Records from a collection
═══

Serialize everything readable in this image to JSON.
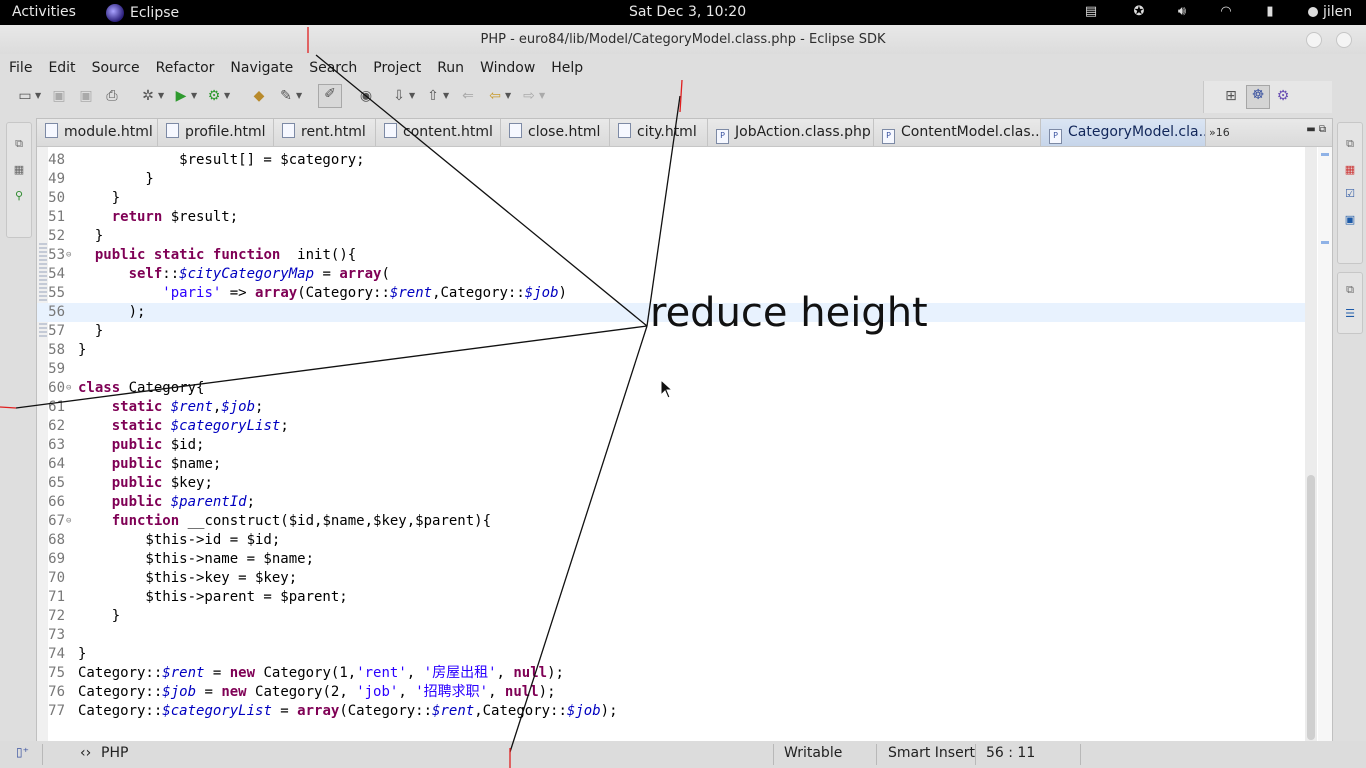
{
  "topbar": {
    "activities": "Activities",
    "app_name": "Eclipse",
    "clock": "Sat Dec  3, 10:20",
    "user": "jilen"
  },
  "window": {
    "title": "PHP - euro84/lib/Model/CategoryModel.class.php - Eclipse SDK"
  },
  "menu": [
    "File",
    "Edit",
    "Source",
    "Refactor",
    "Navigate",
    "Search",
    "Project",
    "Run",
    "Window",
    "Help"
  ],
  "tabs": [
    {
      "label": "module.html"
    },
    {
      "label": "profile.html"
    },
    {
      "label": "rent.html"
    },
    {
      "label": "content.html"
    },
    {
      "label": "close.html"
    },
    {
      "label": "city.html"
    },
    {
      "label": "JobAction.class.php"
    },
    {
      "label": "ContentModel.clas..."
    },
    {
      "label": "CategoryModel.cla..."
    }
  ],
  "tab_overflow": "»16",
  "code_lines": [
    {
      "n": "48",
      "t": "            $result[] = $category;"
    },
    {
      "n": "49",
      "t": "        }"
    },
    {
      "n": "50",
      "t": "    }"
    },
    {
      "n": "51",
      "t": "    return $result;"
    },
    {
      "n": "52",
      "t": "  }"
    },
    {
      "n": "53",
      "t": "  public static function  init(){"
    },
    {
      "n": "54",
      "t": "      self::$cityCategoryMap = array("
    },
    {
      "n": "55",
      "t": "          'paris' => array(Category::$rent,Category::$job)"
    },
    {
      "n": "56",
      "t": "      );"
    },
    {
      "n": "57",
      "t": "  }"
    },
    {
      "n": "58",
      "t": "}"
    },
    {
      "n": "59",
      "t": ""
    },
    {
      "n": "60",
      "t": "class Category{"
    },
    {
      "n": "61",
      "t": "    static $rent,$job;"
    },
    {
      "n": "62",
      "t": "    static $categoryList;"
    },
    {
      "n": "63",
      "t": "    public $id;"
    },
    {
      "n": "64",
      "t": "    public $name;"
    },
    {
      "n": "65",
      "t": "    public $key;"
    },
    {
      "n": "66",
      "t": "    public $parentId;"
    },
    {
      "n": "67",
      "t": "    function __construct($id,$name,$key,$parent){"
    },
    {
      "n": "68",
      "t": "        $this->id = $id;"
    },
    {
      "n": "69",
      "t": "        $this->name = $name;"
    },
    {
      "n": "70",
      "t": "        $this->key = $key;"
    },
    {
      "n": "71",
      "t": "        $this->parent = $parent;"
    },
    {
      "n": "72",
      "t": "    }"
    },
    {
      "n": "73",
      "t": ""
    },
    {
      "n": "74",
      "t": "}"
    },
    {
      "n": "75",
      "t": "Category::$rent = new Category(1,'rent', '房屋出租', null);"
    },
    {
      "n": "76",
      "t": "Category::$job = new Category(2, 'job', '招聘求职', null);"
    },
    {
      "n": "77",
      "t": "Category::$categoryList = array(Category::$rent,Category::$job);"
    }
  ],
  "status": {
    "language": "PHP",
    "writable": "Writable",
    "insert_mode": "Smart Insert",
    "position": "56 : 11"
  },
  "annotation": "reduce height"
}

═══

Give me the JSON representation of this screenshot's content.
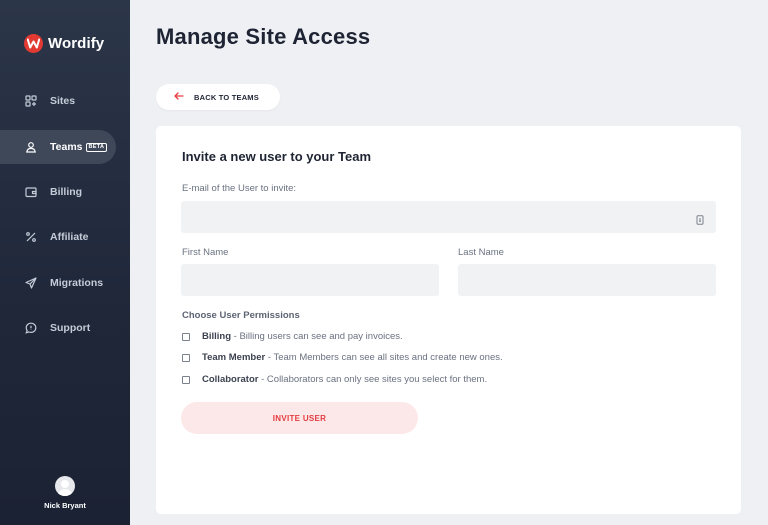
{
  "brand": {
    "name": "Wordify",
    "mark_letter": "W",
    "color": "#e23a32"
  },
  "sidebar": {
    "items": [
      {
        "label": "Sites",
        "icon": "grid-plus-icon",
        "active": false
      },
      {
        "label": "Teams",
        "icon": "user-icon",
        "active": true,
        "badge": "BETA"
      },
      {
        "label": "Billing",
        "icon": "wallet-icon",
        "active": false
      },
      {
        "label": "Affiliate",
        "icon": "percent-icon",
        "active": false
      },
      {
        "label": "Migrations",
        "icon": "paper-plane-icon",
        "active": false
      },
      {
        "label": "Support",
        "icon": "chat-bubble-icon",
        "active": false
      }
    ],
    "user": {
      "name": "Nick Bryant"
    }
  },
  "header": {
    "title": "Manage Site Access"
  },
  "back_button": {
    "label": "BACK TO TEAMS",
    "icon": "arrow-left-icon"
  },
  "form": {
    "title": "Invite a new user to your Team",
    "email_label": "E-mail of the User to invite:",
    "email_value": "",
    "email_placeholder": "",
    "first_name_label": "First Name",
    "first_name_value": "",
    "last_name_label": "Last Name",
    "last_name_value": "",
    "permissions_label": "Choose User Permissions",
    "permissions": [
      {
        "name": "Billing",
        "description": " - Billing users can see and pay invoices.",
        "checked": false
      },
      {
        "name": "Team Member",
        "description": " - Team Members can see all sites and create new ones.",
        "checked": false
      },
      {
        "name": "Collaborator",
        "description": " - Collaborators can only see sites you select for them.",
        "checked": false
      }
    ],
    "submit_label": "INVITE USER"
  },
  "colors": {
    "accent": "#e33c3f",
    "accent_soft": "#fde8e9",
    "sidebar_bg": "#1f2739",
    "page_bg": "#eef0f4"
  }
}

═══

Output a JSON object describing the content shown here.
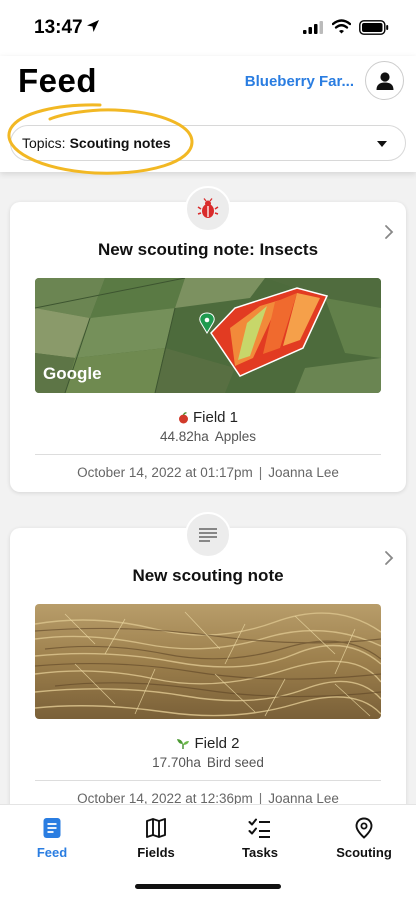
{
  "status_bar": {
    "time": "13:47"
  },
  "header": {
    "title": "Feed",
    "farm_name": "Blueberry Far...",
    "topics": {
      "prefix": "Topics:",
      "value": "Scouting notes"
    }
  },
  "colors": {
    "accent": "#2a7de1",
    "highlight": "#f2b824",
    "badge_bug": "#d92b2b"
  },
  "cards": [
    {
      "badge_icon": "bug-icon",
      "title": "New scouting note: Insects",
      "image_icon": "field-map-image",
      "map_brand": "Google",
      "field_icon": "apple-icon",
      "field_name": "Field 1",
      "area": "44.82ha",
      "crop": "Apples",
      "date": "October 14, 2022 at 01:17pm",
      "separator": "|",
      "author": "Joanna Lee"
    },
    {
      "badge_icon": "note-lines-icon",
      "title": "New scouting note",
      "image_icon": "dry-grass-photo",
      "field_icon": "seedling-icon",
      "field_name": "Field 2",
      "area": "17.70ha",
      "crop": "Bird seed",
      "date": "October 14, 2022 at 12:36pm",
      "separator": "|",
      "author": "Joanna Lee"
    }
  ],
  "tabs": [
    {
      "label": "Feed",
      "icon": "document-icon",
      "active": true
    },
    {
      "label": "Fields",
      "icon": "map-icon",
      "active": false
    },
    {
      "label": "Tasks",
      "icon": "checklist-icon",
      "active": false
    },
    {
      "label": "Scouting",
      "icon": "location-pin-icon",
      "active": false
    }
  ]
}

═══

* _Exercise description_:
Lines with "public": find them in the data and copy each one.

* _Response to this task_:
      "t": "  public static function  init(){"
      "t": "    public $id;"
      "t": "    public $name;"
      "t": "    public $key;"
      "t": "    public $parentId;"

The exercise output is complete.